After way too many years, Apple is finally encrypting iCloud backups:
Based on a screenshot from Apple, these categories are covered when you flip on Advanced Data Protection: device backups, messages backups, iCloud Drive, Notes, Photos, Reminders, Safari bookmarks, Siri Shortcuts, Voice Memos, and Wallet Passes. Apple says the only “major” categories not covered by Advanced Data Protection are iCloud Mail, Contacts, and Calendar because “of the need to interoperate with the global email, contacts, and calendar systems,” according to its press release.
You can see the full list of data categories and what is protected under standard data protection, which is the default for your account, and Advanced Data Protection on Apple’s website.
With standard data protection, Apple holds the encryption keys for things that aren’t end-to-end encrypted, which means the company can help you recover that data if needed. Data that’s end-to-end encrypted can only be encrypted on “your trusted devices where you’re signed in with your Apple ID,” according to Apple, meaning that the company—or law enforcement or hackers—cannot access your data from Apple’s databases.
Note that this system doesn’t have the backdoor that was in Apple’s previous proposal, the one put there under the guise of detecting CSAM.

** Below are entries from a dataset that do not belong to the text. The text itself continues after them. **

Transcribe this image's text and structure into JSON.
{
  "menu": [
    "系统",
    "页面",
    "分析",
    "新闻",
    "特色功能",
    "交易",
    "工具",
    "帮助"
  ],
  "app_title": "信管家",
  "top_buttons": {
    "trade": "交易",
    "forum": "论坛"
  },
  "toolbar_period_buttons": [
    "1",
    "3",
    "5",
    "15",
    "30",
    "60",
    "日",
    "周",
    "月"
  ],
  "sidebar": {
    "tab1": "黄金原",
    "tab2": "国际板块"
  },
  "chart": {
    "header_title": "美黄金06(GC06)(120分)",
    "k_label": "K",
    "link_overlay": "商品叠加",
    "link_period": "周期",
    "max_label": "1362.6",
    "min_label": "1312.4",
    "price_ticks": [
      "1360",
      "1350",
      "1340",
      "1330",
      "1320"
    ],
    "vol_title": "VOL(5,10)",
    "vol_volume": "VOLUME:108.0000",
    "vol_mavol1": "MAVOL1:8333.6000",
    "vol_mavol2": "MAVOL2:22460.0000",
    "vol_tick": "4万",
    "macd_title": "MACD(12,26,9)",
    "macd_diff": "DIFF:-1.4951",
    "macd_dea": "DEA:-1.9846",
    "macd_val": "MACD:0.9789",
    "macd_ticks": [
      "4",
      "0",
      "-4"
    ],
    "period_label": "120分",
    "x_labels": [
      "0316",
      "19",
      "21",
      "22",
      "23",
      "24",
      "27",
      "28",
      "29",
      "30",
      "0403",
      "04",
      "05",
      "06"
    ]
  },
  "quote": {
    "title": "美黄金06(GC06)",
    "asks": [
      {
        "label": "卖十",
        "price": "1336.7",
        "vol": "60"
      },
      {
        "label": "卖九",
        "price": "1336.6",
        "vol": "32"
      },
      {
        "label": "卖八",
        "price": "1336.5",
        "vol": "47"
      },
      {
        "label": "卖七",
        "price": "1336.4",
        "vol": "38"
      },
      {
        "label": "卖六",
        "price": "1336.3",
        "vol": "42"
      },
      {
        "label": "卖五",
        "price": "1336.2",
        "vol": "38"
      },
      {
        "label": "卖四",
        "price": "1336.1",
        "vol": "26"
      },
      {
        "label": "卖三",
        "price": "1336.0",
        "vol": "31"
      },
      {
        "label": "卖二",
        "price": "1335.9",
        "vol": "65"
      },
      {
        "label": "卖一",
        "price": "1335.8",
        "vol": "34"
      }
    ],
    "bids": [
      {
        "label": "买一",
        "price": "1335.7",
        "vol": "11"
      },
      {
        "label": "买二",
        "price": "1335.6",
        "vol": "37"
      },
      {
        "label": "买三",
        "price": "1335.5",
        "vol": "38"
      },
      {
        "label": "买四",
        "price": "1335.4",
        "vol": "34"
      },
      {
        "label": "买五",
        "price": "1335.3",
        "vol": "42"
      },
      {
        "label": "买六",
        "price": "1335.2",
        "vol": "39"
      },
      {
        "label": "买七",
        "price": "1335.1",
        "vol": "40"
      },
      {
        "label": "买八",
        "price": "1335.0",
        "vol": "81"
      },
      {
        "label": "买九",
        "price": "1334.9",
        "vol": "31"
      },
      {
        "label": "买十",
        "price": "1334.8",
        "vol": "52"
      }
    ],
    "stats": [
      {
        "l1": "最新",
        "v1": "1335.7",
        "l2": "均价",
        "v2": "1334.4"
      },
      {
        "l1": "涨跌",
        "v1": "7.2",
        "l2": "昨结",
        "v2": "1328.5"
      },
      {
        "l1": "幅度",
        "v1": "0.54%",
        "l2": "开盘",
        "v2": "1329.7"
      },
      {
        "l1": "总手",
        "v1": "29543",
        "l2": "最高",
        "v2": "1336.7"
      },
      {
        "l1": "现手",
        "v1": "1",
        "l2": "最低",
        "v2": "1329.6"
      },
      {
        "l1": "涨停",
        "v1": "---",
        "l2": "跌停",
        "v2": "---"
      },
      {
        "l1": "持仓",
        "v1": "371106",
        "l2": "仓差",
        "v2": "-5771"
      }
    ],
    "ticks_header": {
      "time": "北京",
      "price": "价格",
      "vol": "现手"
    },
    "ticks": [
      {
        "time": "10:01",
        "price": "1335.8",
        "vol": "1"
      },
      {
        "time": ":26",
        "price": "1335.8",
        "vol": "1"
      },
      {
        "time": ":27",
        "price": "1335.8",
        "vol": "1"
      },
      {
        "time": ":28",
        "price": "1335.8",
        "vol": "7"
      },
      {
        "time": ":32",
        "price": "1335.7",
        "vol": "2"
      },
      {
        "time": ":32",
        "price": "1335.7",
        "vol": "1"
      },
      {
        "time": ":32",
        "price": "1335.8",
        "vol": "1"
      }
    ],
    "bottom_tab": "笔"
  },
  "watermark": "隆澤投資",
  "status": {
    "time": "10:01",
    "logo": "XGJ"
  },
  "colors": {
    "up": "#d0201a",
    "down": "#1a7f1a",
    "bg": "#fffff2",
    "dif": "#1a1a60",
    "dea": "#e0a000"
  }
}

Apple says that it will roll out worldwide by the end of next year. I wonder how China will react to this.